As K+S has a meaningful amount of debt, we need to check its balance sheet to see if the company might have debt risks. A quick check of its financial situation can be done with two ratios: net debt divided by EBITDA (earnings before interest, tax, depreciation and amortisation), and net interest cover. Net debt to EBITDA is a measure of a company's total debt. Net interest cover measures the ability to meet interest payments. Essentially we check that a) the company does not have too much debt, and b) that it can afford to pay the interest. K+S has net debt of 5.17 times its EBITDA, which implies meaningful risk if interest rates rise of earnings decline.

We calculated its interest cover by measuring its earnings before interest and tax (EBIT), and dividing this by the company's net interest expense. With EBIT of 1.64 times its interest expense, K+S's interest cover is starting to look a bit thin. Low interest cover and high debt can create problems right when the investor least needs them, and we're reluctant to rely on the dividend of companies with these traits.

Consider getting our latest analysis on K+S's financial position here.

Dividend Volatility

Before buying a stock for its income, we want to see if the dividends have been stable in the past, and if the company has a track record of maintaining its dividend. K+S has been paying dividends for a long time, but for the purpose of this analysis, we only examine the past 10 years of payments. Its dividend payments have declined on at least one occasion over the past ten years. During the past ten-year period, the first annual payment was €0.20 in 2010, compared to €0.15 last year. The dividend has shrunk at around 2.8% a year during that period. K+S's dividend has been cut sharply at least once, so it hasn't fallen by 2.8% every year, but this is a decent approximation of the long term change.

We struggle to make a case for buying K+S for its dividend, given that payments have shrunk over the past ten years.

Dividend Growth Potential

With a relatively unstable dividend, it's even more important to evaluate if earnings per share (EPS) are growing - it's not worth taking the risk on a dividend getting cut, unless you might be rewarded with larger dividends in future. K+S's earnings per share have shrunk at 25% a year over the past five years. With this kind of significant decline, we always wonder what has changed in the business. Dividends are about stability, and K+S's earnings per share, which support the dividend, have been anything but stable.

Conclusion

When we look at a dividend stock, we need to form a judgement on whether the dividend will grow, if the company is able to maintain it in a wide range of economic circumstances, and if the dividend payout is sustainable. Firstly, we like that K+S has low and conservative payout ratios. Second, earnings per share have been in decline, and its dividend has been cut at least once in the past. Ultimately, K+S comes up short on our dividend analysis. It's not that we think it is a bad company - just that there are likely more appealing dividend prospects out there on this analysis.

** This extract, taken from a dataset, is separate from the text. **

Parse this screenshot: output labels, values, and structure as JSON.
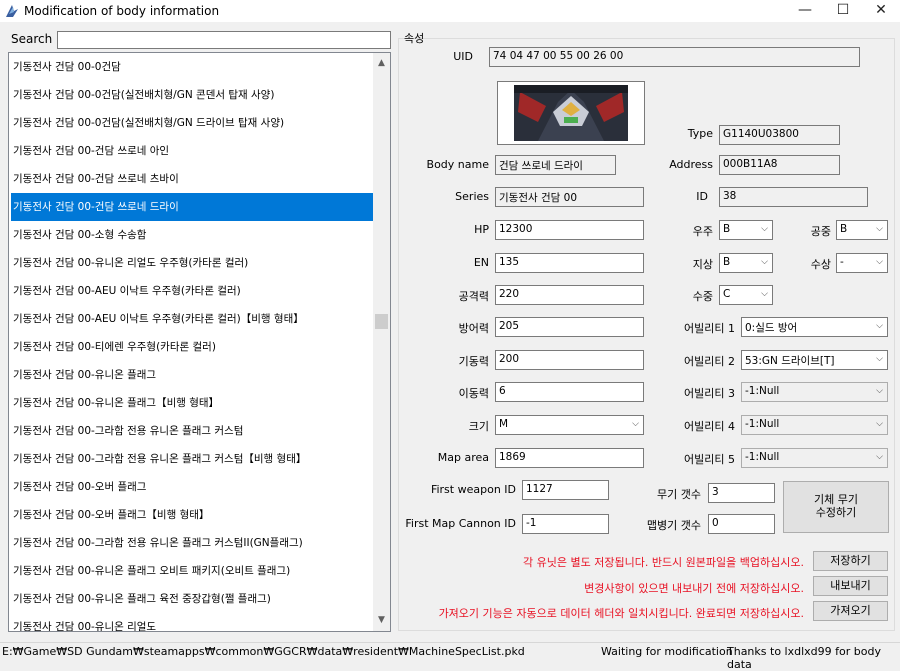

Market movements attest to how highly valued a consistent dividend policy is compared to one which is more unpredictable. Still, investors need to consider a host of other factors, apart from dividend payments, when analysing a company. Case in point: We've spotted 3 warning signs for K+S (of which 1 is significant!) you should know about.

Looking for more high-yielding dividend ideas? Try our curated list of dividend stocks with a yield above 3%.

If you spot an error that warrants correction, please contact the editor at editorial-team@simplywallst.com. This article by Simply Wall St is general in nature. It does not constitute a recommendation to buy or sell any stock, and does not take account of your objectives, or your financial situation. Simply Wall St has no position in the stocks mentioned.

We aim to bring you long-term focused research analysis driven by fundamental data. Note that our analysis may not factor in the latest price-sensitive company announcements or qualitative material. Thank you for reading.